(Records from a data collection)
____________
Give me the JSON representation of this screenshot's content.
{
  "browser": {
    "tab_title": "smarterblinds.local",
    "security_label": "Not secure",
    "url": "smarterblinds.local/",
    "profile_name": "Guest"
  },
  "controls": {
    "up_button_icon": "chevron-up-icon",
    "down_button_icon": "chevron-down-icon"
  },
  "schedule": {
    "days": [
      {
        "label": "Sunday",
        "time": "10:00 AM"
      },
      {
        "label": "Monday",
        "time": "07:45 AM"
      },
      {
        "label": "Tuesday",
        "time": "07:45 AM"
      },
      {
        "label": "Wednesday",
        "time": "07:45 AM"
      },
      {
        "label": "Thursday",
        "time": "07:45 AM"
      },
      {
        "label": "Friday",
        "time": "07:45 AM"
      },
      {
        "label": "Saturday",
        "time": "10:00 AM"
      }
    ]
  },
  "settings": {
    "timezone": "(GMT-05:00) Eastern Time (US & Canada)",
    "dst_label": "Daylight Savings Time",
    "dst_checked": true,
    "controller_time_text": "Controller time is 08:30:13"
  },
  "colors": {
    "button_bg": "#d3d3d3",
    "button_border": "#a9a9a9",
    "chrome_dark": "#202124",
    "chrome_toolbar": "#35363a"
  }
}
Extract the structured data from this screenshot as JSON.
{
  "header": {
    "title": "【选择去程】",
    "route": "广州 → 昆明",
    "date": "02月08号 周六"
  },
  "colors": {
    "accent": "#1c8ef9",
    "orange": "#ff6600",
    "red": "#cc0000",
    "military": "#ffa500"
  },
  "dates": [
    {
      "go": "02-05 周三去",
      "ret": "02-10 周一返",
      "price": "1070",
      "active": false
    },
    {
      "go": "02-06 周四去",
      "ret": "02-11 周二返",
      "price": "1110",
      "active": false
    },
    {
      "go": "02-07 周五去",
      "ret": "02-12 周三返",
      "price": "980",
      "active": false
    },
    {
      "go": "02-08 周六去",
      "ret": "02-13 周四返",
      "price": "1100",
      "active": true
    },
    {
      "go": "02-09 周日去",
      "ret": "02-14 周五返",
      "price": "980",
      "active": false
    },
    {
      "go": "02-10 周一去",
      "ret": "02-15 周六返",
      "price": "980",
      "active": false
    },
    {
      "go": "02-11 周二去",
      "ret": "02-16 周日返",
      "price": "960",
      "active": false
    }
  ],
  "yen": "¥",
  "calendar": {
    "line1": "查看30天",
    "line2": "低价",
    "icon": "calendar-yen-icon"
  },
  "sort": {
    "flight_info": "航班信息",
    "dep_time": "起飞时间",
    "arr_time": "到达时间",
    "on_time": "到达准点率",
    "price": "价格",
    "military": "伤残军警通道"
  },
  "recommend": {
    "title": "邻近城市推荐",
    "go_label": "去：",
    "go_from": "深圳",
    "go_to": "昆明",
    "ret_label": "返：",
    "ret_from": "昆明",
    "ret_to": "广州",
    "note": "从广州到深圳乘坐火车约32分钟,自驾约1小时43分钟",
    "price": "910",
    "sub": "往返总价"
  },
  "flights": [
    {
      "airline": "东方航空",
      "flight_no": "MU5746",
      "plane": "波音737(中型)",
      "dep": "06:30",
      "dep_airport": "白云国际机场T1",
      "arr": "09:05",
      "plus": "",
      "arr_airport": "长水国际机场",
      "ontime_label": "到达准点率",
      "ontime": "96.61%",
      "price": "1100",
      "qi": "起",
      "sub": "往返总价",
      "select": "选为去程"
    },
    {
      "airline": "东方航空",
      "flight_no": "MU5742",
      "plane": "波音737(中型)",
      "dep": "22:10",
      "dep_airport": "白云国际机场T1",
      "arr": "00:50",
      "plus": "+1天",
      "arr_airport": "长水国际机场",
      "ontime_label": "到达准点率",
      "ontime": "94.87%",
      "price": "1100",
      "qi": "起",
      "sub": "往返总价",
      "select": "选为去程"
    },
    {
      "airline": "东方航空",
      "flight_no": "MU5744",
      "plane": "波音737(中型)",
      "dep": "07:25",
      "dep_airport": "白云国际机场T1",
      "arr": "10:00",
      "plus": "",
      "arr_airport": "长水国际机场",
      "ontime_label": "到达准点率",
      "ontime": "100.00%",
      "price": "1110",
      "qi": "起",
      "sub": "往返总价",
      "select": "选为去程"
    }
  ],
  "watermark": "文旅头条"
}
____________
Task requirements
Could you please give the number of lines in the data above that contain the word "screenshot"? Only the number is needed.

Exercise answer
2